THEY DIDN’T BECOME HOMELESS FROM RUNNING OUT OF MONEY. THEY BECAME HOMELESS FROM RUNNING OUT OF RELATIONSHIPS.
Hans Erchinger-Davis, executive director of Lighthouse Mission Ministries
The Lighthouse Mission serves people experiencing homelessness in Bellingham. And they have been at it for nearly a century.
On February 14 – YES Valentine’s Day, AND also Ash Wednesday – I had the privilege of leading 22 staff from the Lighthouse Mission in a 90-minute improv workshop. It seemed a perfect day – remembering that besides the red hearts and romance, love is also about suffering and enduring. And it’s about Presence and Play.
Hans and I sat down afterwords on the window ledge in the park building at Maritime Heritage Park, so I could hear his thoughts about the improv workshop, what it was like for he and his staff, and why cultivating presence and experiencing Play are vital.
What was the improv workshop like for you?
Hans: It felt very freeing, because we got to play together, and also learn some real life application. Especially in the work we do – working with people experiencing homelessness — there is a lot of relational give-and-take that goes on between staff and guests, among the staff, and its really fantastic that your workshop requires us to tune in to each other… to really hear and see what’s happening and be able to respond in a way that is helpful. There’s a real power in people feeling like others are attentive to their presence – what they are saying, and who they are. Continue reading “Addressing Homelessness through Presence and Play”
This morning I was reflecting on how Work and Play are often separated. And lo and behold a story spilled forth. : )
Once upon a time there was a boy named Dirk. He grew and became a man and every day he would go to the office and work. He dreaded these long hours, but he had bills to pay, and so he put his head down and just got through it. He was not happy in the least.
Meanwhile… Continue reading “let’s be friends”
Picture a bell curve. It’s a continuum with Forcing on one end and Avoiding on the other. In the middle is the sweet spot. It’s not a compromise of forcing and avoiding, but a different entity altogether.
If I’m in an improv scene and i’m trying to force one story into being, and my scene partner is attempting to force another scene, it does not work. (Actually it can get quite ugly.)
Alternatively, if we avoid stepping into the scene because we are thinking, “What if it doesn’t turn out like I want it to,” then the scene can be stagnant because you are missing ripe opportunities to show up.
This is true in life as well. When we force something into being – a relationship, a project, anything really – it may seem to be working out in the short term, but often – due to the forcing – you are pretending that things are ripe when they really are not.

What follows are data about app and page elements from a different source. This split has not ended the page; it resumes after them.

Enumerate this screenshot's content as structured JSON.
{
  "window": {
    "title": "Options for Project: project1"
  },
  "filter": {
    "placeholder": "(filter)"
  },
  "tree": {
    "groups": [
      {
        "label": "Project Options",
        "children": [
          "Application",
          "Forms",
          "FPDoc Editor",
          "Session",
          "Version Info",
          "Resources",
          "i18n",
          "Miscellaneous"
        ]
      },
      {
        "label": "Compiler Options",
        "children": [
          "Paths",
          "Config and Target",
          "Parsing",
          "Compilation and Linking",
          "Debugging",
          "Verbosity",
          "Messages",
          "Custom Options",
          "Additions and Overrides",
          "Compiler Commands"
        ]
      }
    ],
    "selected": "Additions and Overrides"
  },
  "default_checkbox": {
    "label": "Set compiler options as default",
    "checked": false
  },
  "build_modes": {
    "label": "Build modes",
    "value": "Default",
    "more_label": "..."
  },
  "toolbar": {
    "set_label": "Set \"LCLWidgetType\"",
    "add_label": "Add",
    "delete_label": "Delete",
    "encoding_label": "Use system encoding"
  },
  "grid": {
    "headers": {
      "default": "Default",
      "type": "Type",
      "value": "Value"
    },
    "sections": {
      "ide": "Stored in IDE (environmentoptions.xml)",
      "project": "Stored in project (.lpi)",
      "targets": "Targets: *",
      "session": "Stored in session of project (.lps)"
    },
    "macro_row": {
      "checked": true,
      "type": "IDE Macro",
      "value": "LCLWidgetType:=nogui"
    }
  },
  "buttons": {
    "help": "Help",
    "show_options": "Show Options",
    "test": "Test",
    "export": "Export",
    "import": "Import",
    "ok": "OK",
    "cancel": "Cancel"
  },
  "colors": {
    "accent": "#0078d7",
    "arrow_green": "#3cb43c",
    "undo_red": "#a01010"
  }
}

And when we avoid things in life, for instance a crucial conversation* at work or your personal life, things fester. And in the short term things seem okay, but they are not and the longer it festers the harder it is to get out of avoidance. Continue reading “the sweet spot”
If ever there were a moment to Underthink It, it’s on New Year’s Day here at Lake Padden in Bellingham. It’s the annual Polar Bear Dip. And I decided yesterday that I would do it.
Here’s how it works: at noon on the dot, a bunch of people charge in the water, yelling and howling, dive in, and yell and howl some more as they make it back to solid ground. It’s quite exhilarating! And yes, it’s insane. I won’t argue with you on that point.
Yes, today the water temp was Continue reading “Yes, I’m diving in, And I’m not alone”
I learned a fair amount about stormwater pollution in my last job. The more obvious pollution is well obvious – oil spills and the like. What is less obvious is how sediment/soil runoff is also a pollutant. When fine sediment enters a stream it fills the interstitial spaces between the rocks and stones of the streambed. So what? Well, this is harmful because these spaces are where salmon lay their eggs. And if there are no spaces, there are no eggs, there is no continuation of salmon life in that place.
What are the interstitial spaces in our lives, bodies, days, hearts? Continue reading “Holding Space for Something New”
“The purest but rarest form of generosity is giving someone your attention”
On this past Valentine’s Day year, I had just finished work and I was walking down Railroad Avenue here in Bellingham. I glanced in through the front window of a local restaurant and here’s what I saw: a young couple in their 20s sitting across from each other, holding hands, and staring into each others eyes? (Oh David you’re so old-fashioned.) Nope. They were Continue reading “The Gift that Keeps on Giving”
Have you ever gone to pick an apple or a peach (or any fruit for that matter) and as you grasp it, you realize it’s already in your hand? If the path of your arrival has crossed the path of the apples growth, maturity, and its time of release, you’ve stumbled into a kairos moment.
The ancient Greeks had two words for time: chronos and kairos. We are steeped in thinking of time as chronos time — clock time. And with the advent of ”time technologies” like the clock, watch, and our accompanying obsession with speed and control, we get obsessed about time saving devices, and devices that trick us into thinking we are saving so much time. (please tell me where this Time Bank is if you know).
All the while Kairos time is alive and well, yet not as well known. Continue reading “noticing kairos moments”